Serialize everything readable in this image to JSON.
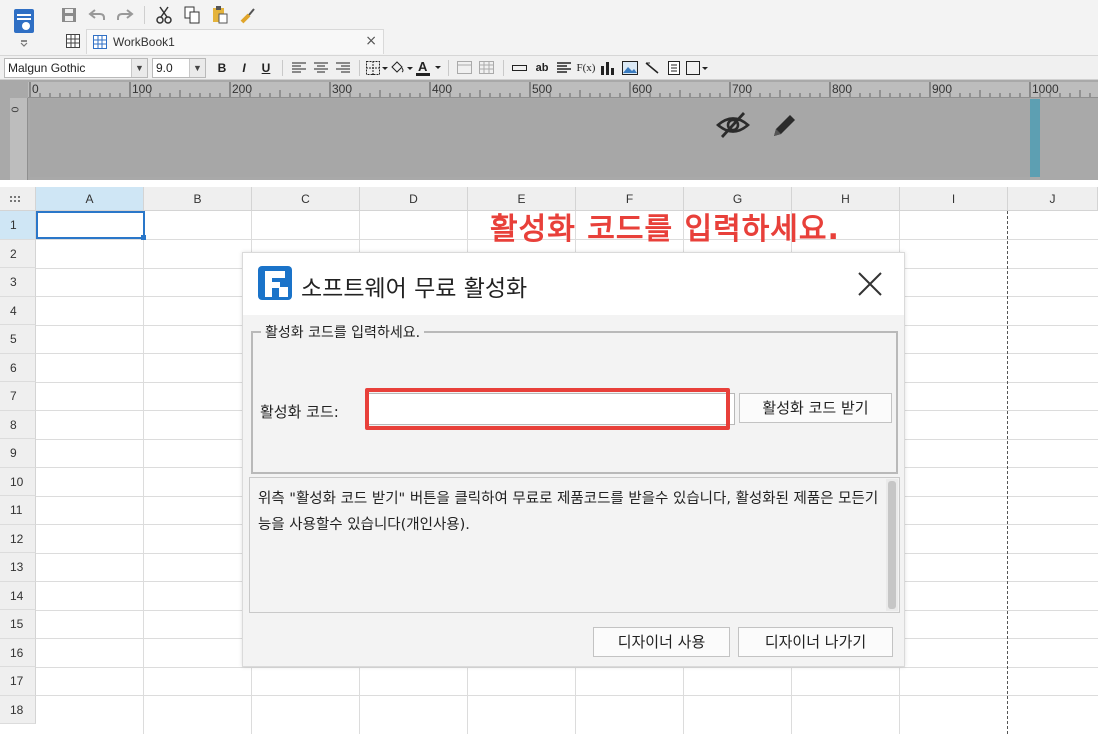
{
  "toolbar": {
    "tab_label": "WorkBook1",
    "tab_close": "×"
  },
  "formatbar": {
    "font": "Malgun Gothic",
    "font_size": "9.0",
    "bold": "B",
    "italic": "I",
    "underline": "U",
    "text_ab": "ab",
    "formula": "F(x)"
  },
  "ruler": {
    "ticks": [
      "0",
      "100",
      "200",
      "300",
      "400",
      "500",
      "600",
      "700",
      "800",
      "900",
      "1000"
    ],
    "vertical_zero": "0"
  },
  "sheet": {
    "columns": [
      "A",
      "B",
      "C",
      "D",
      "E",
      "F",
      "G",
      "H",
      "I",
      "J"
    ],
    "rows": [
      "1",
      "2",
      "3",
      "4",
      "5",
      "6",
      "7",
      "8",
      "9",
      "10",
      "11",
      "12",
      "13",
      "14",
      "15",
      "16",
      "17",
      "18"
    ],
    "selected_cell": "A1"
  },
  "annotation": {
    "text": "활성화 코드를 입력하세요.",
    "color": "#e8403a"
  },
  "dialog": {
    "title": "소프트웨어 무료 활성화",
    "group_legend": "활성화 코드를 입력하세요.",
    "code_label": "활성화 코드:",
    "code_value": "",
    "get_code_button": "활성화 코드 받기",
    "info_text": "위측 \"활성화 코드 받기\" 버튼을 클릭하여 무료로 제품코드를 받을수 있습니다, 활성화된 제품은 모든기능을 사용할수 있습니다(개인사용).",
    "use_designer_button": "디자이너 사용",
    "exit_designer_button": "디자이너 나가기",
    "logo_color": "#1a73c9"
  }
}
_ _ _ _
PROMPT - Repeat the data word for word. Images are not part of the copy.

COMPLETED EXERCISE -
Serialize everything readable in this image to JSON.
{
  "toolbar": {
    "tab_label": "WorkBook1",
    "tab_close": "×"
  },
  "formatbar": {
    "font": "Malgun Gothic",
    "font_size": "9.0",
    "bold": "B",
    "italic": "I",
    "underline": "U",
    "text_ab": "ab",
    "formula": "F(x)"
  },
  "ruler": {
    "ticks": [
      "0",
      "100",
      "200",
      "300",
      "400",
      "500",
      "600",
      "700",
      "800",
      "900",
      "1000"
    ],
    "vertical_zero": "0"
  },
  "sheet": {
    "columns": [
      "A",
      "B",
      "C",
      "D",
      "E",
      "F",
      "G",
      "H",
      "I",
      "J"
    ],
    "rows": [
      "1",
      "2",
      "3",
      "4",
      "5",
      "6",
      "7",
      "8",
      "9",
      "10",
      "11",
      "12",
      "13",
      "14",
      "15",
      "16",
      "17",
      "18"
    ],
    "selected_cell": "A1"
  },
  "annotation": {
    "text": "활성화 코드를 입력하세요.",
    "color": "#e8403a"
  },
  "dialog": {
    "title": "소프트웨어 무료 활성화",
    "group_legend": "활성화 코드를 입력하세요.",
    "code_label": "활성화 코드:",
    "code_value": "",
    "get_code_button": "활성화 코드 받기",
    "info_text": "위측 \"활성화 코드 받기\" 버튼을 클릭하여 무료로 제품코드를 받을수 있습니다, 활성화된 제품은 모든기능을 사용할수 있습니다(개인사용).",
    "use_designer_button": "디자이너 사용",
    "exit_designer_button": "디자이너 나가기",
    "logo_color": "#1a73c9"
  }
}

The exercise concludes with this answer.